The modern Republican Party began as an anti-government stronghold for the rich, rising in reaction to the birth of federal (and progressive) taxation under Woodrow Wilson and permanently cutting off its progressive wing as galvanized by Teddy Roosevelt in 1912. (That arm of Republicanism was fully absorbed into the Democratic Party by the late 1920s.) From the 1920s until today, the Republicans’ core philosophy has been exactly the same: cut taxes and leave business and wealth alone, and the benefits will “trickle down” to everyone else, as Treasury Secretary Andrew Mellon first put it in the 1920s. Thus, while the 1924 Republican platform stated a single fundamental principle—“We demand and the people of the United States have a right to demand rigid economy in government”—its Democratic counterpart attacked the very idea that “national prosperity must originate with the special interests and seep down through the channels of trade to the less favored industries to the wage earners and small salaried employees,” an idea, they declared, which “has accordingly enthroned privilege and nurtured selfishness.” Against this wealth-centered vision of government retreat, the 1936 Democratic Platform gave top priority to “Protection of the family and the home,” which required, above all else, using “the powers of government to end the activities of the malefactors of great wealth who defraud and exploit the people.” In 1980 Reagan successfully turned populist anger against the government in a masterful and menacing work of political polarization that makes today’s burbling regrets about financial power and middle-class decline seem less than timid, if not positively feckless.

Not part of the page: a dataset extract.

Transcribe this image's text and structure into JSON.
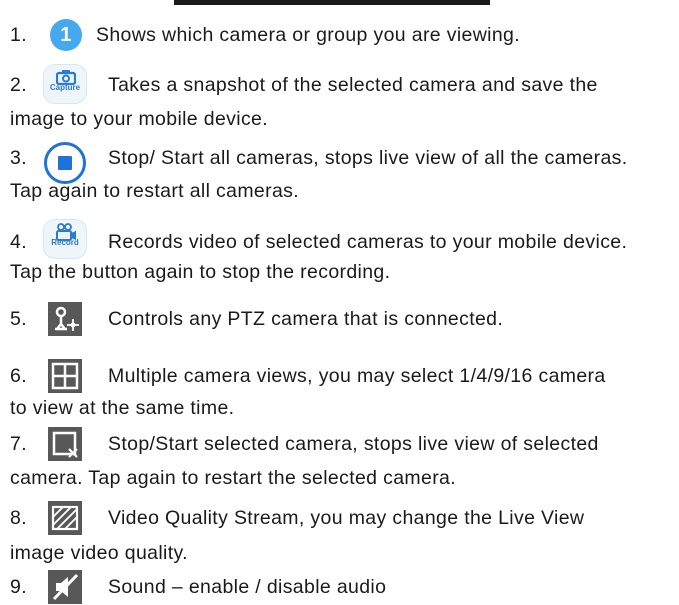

Grand New Party is no feckless dream for working families. To the contrary, it puts forward the kind of coherent, well-targeted policy vision that may be the last best hope for millions of American households left behind by the global economy. Yet the ultimate test of any such vision is the political test. Do the leaders who are entrusted with the vision have the will and understanding to carry it out? Judging by the 2008 Republican presidential campaign, Grand New Party fails the political test. Instead of responding to the new working-class anxiety, the GOP has set a lemming-like course of doubling down on failed ideas and corrupt politics for no other reason, it seems, than not knowing any better or simply being happy with how Washington has worked for them in the recent past. They are even selling religion short, nominating their version of a Howard Dean secularist for the presidency, leaving thousands of evangelicals, particularly young evangelicals, standing by for something better or quietly preparing to switch sides.

It is a common mistake to read the Reagan Revolution as something new in American politics. But its ideas and policies of monied freedom and government retreat were not new at all. Calvin Coolidge’s portrait in the White House Cabinet Room, circa 1981, was perfectly on the mark, not a faint echo of new academic heroes like Friedman and Hayek. The real change occurred, of course, in the Democratic Party, whose radicalization in the 1960s eroded its working class support, leaving the large and rich terrain of cultural conservatism completely unguarded against invasion from the economic right. But as Grand New Party correctly argues, the Republican Party cannot make good on its working class promises by culture alone. That they believe it can at all is really the wonder of this otherwise convincing book—a twenty-first century equivalent of Franklin Roosevelt’s hard-won fight for “protection of the family and the home.”